The Salvation Army needs some generous last-minute donors to reach its $1 million Red Kettle Campaign goal before it wraps up at 1 p.m. Thursday. At the start of the week, the Dayton chapter was nearly $300,000 short.
“If things don’t improve here in the last week of December, as we finish up our fundraising time of the year, we’ll have to re-evalute as we go through the year what we can and can’t do,” Tim Erlandson, business administrator at the Salvation Army, said Tuesday evening.
Red kettle collections are lagging in other cities, too. On Tuesday, the Columbus Dispatch reported the nonprofit’s central Ohio branch was still about $200,000 shy of its goal to raise $700,000 by the end of 2015. Maj. Debra Ashcraft, an officer in the Salvation Army, pointed to people not carrying cash anymore and a shortage of volunteers.
Erlandson brought up a third potential problem: “It’s great that the sun is shining and it’s 60 degrees out, but people do not feel ‘Christmasy,’” he said. “Maybe they’re not thinking about giving to our organization at this time of the year because it just doesn’t feel like Christmas.”
According to Erlandson, Christmas assistance is one of the Salvation Army’s highest priorities. The money from the Red Kettle Campaign is used to feed hundreds of thousands of families every holiday season. On Wednesday, 4,000 Dayton families received turkeys and Kroger gift cards from the Salvation Army — a gift made possible through donations.

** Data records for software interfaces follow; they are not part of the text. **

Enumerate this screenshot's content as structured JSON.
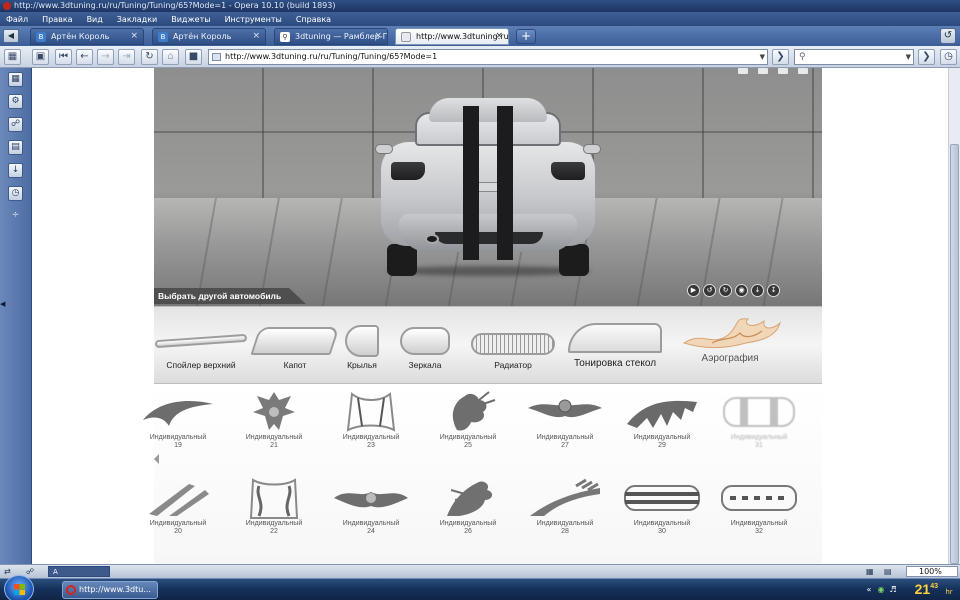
{
  "window": {
    "title": "http://www.3dtuning.ru/ru/Tuning/Tuning/65?Mode=1 - Opera 10.10 (build 1893)"
  },
  "menu": [
    "Файл",
    "Правка",
    "Вид",
    "Закладки",
    "Виджеты",
    "Инструменты",
    "Справка"
  ],
  "tabs": [
    {
      "label": "Артён Король",
      "icon": "В",
      "active": false
    },
    {
      "label": "Артён Король",
      "icon": "В",
      "active": false
    },
    {
      "label": "3dtuning — Рамблер-По...",
      "icon": "search-icon",
      "active": false
    },
    {
      "label": "http://www.3dtuning.ru...",
      "icon": "page-icon",
      "active": true
    }
  ],
  "new_tab_label": "+",
  "address": {
    "url": "http://www.3dtuning.ru/ru/Tuning/Tuning/65?Mode=1",
    "search_placeholder": ""
  },
  "showroom": {
    "choose_car_label": "Выбрать другой автомобиль"
  },
  "categories": [
    {
      "label": "Спойлер верхний",
      "active": false
    },
    {
      "label": "Капот",
      "active": false
    },
    {
      "label": "Крылья",
      "active": false
    },
    {
      "label": "Зеркала",
      "active": false
    },
    {
      "label": "Радиатор",
      "active": false
    },
    {
      "label": "Тонировка стекол",
      "active": false
    },
    {
      "label": "Аэрография",
      "active": true
    }
  ],
  "decals_row1": [
    {
      "name": "Индивидуальный",
      "number": "19"
    },
    {
      "name": "Индивидуальный",
      "number": "21"
    },
    {
      "name": "Индивидуальный",
      "number": "23"
    },
    {
      "name": "Индивидуальный",
      "number": "25"
    },
    {
      "name": "Индивидуальный",
      "number": "27"
    },
    {
      "name": "Индивидуальный",
      "number": "29"
    },
    {
      "name": "Индивидуальный",
      "number": "31"
    }
  ],
  "decals_row2": [
    {
      "name": "Индивидуальный",
      "number": "20"
    },
    {
      "name": "Индивидуальный",
      "number": "22"
    },
    {
      "name": "Индивидуальный",
      "number": "24"
    },
    {
      "name": "Индивидуальный",
      "number": "26"
    },
    {
      "name": "Индивидуальный",
      "number": "28"
    },
    {
      "name": "Индивидуальный",
      "number": "30"
    },
    {
      "name": "Индивидуальный",
      "number": "32"
    }
  ],
  "statusbar": {
    "input_value": "A",
    "zoom": "100%"
  },
  "taskbar": {
    "task_label": "http://www.3dtu...",
    "clock_hours": "21",
    "clock_minutes": "43",
    "clock_suffix": "hr"
  },
  "colors": {
    "accent": "#2f4f86",
    "clock": "#ffd23b"
  }
}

“They reach the people that I can’t reach and giving is really important — that’s really what this whole season is about, is giving,” said Trisha Kutter, an Eaton resident who said she donated to several kettles this year.
Just after Thanksgiving, two gold Krugerrands were found in Dayton-area kettles for the first time since Erlandson can remember. He has been with the Salvation Army for six years. Since that gift, however, the donations have not been coming in quickly enough.
In 2014, the Salvation Army went into Christmas week approximately $50,000 ahead of where it is this week. With a huge push in the days leading up the 25th, it was able to reach its $1 million goal.
“One of the things that we are constantly amazed by is that, in the Dayton community, there are a lot of people that just give,” Erlandson said. “There are a lot of big hearts; open hearts.”